Anselm Cormier
Anselm Cormier

Anselm Cormier, 1924-2005

The Antigonish Movement was launched in 1930 and reached Cheticamp in 1933. Alexandre Boudreau, who played an important role in the development of co-operatives in Cheticamp, accepted an invitation to teach a French course in the area for a week. These courses were very popular, were beneficial to the local co-operative movement.

A native of Cheticamp, Anselm grew up when the Antigonish Movement was present in the region. He saw the development of several co-operatives alongside his parents, uncles and neighbours.

He was a graduate of St. Francis Xavier University in 1948. In November of that year, the Antigonish Movement organized training sessions in Cheticamp lasting three days. They sent a few notable Acadians to these sessions, including Martin J. Légère, Adélard Savoie and Gilbert Finn, while Anselm became the public relations manager for French-speaking villages in the county.
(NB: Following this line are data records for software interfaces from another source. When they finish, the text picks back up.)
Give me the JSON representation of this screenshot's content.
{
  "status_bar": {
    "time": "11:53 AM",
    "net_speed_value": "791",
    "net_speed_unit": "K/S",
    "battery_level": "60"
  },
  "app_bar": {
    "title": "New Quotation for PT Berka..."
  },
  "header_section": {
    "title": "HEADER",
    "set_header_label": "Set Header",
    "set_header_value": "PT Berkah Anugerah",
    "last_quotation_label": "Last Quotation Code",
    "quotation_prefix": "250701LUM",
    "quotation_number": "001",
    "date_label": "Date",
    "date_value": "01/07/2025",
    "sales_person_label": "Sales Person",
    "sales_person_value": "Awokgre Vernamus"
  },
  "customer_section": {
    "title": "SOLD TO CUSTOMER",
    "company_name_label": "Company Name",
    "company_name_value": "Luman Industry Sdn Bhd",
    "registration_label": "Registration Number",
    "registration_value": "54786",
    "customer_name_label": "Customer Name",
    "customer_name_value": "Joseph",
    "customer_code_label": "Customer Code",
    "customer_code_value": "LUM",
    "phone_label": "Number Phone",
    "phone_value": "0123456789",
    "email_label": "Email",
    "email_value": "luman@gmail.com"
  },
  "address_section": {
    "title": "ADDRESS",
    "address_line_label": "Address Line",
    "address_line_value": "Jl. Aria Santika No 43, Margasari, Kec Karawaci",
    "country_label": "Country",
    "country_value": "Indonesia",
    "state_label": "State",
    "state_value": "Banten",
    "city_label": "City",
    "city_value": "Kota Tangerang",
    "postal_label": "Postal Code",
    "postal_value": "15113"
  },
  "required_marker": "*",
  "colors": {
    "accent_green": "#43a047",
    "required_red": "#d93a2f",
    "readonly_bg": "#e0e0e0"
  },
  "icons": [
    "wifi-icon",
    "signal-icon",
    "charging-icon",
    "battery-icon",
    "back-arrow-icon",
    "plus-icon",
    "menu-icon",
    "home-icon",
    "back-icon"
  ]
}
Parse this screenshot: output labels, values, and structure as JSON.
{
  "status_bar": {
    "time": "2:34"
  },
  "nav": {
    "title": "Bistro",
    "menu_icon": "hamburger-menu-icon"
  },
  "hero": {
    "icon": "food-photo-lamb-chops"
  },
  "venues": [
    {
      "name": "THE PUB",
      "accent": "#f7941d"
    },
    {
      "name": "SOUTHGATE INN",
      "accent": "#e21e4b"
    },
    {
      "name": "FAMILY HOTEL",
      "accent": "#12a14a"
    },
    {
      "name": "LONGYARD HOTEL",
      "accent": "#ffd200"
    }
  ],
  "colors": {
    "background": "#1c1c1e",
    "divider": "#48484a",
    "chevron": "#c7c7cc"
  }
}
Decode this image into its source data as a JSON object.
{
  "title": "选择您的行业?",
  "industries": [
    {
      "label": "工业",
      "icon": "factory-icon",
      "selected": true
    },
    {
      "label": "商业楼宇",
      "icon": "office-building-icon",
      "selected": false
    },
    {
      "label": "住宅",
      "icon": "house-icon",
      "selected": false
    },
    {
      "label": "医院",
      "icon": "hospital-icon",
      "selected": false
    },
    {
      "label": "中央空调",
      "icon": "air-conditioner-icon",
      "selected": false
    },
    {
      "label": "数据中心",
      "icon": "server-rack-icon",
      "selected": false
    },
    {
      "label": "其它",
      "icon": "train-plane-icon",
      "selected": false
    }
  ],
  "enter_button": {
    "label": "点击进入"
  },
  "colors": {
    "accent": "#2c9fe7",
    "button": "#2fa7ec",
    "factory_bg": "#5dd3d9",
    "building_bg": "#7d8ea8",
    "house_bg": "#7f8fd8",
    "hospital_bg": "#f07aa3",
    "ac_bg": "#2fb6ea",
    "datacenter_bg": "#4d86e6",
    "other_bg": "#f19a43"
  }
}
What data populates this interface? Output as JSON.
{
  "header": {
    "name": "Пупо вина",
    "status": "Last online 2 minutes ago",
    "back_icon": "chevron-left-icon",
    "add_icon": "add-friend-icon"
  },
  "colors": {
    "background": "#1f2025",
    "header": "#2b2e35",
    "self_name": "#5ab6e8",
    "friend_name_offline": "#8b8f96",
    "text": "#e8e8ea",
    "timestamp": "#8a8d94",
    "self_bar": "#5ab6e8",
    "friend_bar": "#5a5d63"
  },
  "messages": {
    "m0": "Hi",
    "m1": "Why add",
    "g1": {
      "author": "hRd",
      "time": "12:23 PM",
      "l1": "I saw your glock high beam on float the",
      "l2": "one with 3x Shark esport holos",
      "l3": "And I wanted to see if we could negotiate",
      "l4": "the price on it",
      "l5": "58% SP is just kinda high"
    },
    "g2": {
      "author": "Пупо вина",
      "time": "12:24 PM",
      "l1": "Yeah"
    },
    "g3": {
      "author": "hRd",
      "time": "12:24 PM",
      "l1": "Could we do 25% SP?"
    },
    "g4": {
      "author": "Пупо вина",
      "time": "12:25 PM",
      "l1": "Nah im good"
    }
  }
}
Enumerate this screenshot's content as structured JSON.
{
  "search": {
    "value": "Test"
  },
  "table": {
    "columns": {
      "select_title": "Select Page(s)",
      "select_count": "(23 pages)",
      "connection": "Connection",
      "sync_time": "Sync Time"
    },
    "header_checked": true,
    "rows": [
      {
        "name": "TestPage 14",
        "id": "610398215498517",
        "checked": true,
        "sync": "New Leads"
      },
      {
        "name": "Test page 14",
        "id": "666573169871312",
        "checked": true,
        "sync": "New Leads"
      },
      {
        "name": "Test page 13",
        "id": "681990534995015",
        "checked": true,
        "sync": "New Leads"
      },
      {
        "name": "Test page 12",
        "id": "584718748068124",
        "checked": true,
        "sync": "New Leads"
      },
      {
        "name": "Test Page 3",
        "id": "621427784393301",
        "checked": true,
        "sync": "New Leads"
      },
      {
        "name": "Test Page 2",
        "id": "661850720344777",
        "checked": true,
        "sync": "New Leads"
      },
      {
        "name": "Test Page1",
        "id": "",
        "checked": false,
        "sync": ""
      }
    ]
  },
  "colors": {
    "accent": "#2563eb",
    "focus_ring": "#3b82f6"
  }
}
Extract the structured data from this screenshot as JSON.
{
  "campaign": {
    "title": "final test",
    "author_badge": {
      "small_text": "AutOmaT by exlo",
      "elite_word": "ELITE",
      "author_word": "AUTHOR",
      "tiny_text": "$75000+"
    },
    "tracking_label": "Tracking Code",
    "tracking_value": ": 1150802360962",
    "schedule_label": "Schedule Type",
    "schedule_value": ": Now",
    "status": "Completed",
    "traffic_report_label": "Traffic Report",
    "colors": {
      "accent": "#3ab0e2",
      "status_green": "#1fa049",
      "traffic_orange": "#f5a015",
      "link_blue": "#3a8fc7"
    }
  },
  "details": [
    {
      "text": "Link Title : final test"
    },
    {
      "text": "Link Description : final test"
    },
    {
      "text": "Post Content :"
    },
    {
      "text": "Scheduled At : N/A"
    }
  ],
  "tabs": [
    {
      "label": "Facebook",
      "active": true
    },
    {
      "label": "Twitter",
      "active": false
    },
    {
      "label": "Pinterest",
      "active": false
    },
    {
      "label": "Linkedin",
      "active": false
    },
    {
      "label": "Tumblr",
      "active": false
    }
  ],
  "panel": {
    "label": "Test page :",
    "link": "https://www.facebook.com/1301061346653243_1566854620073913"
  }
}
He was hired by the University’s Extension Department to provide research on campus and in fishing communities in eastern New Brunswick, and became one of the great pioneers of the Acadian Co-operative Movement. In 1956, he accepted a position with the government of Canada for which he worked 28 years.

After his retirement from public service, Anselm returned to Cheticamp and got further involved in the co-operative movement. From the fish co-operative to the health services co-operative, and from Co-op Atlantic to Le Conseil Coopératif Acadien de la Nouvelle-Écosse, Anselm remained a devoted co-operator and convinced of the benefits of co-operation. During this same period, he served on the Board of Directors of Le Conseil Canadien de la Coopération from 1985 to 1988.

In 1992, Anselm was presented the Order of Merit at the provincial level by Le Conseil Coopératif Acadien de la Nouvelle-Écosse and the Order of Merit by Le Conseil Canadien de la Coopération.

Anselm devoted his life to economic and social development in various communities. He was known for his generosity to his community and he was a great promoter of Acadian culture and language. Anselm loved people. He loved the violin and loved Cheticamp.